### [EXERCISE PROMPT]
How many lines below include the word "Manual"? State that number and nothing else.

### [PROVIDED ENTRIES]
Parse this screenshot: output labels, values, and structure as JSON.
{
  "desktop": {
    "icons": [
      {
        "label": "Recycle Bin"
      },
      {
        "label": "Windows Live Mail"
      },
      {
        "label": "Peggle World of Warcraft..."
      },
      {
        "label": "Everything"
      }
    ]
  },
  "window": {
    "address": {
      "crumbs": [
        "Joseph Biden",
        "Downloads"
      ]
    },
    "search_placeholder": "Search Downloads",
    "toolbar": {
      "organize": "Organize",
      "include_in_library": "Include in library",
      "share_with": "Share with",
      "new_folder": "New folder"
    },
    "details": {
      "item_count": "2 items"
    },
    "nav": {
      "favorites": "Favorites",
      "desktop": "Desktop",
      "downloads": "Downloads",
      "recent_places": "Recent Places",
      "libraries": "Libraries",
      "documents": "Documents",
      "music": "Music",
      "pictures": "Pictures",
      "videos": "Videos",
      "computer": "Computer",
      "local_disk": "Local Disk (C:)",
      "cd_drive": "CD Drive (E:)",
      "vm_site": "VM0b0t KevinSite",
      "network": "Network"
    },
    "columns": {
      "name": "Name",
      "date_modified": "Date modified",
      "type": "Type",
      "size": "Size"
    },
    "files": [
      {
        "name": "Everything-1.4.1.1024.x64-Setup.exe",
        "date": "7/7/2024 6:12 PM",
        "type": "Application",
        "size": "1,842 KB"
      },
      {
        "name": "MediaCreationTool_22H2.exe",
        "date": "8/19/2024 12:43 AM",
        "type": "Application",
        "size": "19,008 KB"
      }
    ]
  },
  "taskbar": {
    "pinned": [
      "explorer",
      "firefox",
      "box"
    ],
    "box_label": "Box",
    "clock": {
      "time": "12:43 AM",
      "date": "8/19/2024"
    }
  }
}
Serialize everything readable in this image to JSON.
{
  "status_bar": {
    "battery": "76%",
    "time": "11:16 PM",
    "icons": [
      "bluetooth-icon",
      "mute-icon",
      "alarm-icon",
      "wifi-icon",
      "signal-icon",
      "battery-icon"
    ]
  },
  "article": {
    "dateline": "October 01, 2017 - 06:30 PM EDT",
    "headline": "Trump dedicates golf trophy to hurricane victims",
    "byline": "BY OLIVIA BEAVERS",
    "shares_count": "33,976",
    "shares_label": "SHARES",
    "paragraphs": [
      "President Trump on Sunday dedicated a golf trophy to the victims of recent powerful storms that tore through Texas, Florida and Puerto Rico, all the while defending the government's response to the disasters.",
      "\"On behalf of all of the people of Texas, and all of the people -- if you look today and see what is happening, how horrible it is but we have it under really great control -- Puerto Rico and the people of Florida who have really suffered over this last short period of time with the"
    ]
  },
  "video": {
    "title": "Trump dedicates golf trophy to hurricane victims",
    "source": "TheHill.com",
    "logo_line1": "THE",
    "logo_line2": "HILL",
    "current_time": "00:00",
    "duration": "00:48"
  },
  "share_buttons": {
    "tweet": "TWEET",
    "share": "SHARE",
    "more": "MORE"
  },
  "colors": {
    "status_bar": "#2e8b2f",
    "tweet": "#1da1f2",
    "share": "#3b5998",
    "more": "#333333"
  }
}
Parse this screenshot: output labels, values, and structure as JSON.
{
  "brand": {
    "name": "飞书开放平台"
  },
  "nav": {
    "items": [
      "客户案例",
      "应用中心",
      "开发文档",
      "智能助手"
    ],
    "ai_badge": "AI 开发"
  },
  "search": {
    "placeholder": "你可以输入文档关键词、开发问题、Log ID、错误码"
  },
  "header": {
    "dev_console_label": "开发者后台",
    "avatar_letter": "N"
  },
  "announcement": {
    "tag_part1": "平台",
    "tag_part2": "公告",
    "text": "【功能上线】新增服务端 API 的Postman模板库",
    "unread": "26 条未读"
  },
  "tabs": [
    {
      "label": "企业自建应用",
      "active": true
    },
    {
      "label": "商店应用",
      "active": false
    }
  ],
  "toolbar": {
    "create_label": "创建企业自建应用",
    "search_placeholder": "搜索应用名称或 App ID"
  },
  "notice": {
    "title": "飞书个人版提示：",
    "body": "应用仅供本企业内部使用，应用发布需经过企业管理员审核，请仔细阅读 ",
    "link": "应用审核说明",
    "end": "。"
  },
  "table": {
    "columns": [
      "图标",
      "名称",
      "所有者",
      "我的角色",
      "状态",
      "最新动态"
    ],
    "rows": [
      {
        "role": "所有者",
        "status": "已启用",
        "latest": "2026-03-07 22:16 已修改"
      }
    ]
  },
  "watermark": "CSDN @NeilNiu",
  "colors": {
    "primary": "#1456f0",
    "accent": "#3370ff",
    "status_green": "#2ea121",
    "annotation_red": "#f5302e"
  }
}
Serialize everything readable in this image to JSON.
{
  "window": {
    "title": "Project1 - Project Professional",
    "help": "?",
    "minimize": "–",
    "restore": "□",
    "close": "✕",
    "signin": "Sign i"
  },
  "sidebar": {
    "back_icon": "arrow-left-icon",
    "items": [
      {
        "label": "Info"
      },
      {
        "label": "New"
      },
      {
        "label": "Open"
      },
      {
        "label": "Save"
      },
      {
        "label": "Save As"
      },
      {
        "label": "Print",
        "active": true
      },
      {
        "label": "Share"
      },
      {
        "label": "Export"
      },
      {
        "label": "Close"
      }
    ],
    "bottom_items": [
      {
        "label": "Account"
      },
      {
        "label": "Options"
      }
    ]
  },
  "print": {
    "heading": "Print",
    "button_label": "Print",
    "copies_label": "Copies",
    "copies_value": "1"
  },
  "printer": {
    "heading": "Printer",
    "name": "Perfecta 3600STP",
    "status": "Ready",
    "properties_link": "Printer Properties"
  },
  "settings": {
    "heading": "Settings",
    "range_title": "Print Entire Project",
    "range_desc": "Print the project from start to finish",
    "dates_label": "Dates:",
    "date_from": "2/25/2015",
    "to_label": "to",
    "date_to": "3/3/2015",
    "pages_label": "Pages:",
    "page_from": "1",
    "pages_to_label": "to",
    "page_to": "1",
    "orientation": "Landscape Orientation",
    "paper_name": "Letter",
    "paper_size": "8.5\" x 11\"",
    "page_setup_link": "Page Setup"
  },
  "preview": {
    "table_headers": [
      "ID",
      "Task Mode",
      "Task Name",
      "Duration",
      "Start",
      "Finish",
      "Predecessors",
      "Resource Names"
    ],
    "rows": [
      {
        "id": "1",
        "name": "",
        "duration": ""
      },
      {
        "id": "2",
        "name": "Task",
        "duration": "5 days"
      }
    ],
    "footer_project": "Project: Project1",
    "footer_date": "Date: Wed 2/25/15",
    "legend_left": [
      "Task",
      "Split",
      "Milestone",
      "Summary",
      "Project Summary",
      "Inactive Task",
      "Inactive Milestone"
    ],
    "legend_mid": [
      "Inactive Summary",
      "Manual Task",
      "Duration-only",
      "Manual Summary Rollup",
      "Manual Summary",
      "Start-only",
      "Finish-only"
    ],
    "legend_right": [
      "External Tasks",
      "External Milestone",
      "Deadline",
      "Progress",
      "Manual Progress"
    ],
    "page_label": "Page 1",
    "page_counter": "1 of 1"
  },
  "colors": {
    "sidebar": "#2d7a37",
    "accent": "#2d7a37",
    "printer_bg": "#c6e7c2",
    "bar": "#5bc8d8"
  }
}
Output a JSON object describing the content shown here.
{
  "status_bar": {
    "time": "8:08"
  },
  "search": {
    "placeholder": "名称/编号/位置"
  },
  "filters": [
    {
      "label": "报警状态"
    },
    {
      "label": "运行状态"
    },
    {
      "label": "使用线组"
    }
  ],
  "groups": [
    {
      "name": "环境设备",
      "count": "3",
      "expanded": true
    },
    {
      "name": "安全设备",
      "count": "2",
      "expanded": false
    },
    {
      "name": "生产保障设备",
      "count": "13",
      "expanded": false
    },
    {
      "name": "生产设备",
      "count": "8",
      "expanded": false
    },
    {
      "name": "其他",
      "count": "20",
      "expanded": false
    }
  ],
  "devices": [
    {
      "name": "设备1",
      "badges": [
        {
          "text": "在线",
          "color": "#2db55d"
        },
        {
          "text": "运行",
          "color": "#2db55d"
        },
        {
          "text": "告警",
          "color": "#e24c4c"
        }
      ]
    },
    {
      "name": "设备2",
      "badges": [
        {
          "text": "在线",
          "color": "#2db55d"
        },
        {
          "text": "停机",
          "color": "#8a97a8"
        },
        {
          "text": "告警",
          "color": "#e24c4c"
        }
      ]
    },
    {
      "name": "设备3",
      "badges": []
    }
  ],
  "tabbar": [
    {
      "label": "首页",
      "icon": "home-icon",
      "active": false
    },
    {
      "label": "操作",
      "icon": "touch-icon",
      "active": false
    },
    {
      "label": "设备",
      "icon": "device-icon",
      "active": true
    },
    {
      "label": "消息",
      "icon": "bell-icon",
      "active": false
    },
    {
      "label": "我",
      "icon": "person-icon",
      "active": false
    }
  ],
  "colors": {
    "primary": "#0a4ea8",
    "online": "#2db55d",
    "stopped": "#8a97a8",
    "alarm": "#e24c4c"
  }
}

### [FINAL ANSWER]
4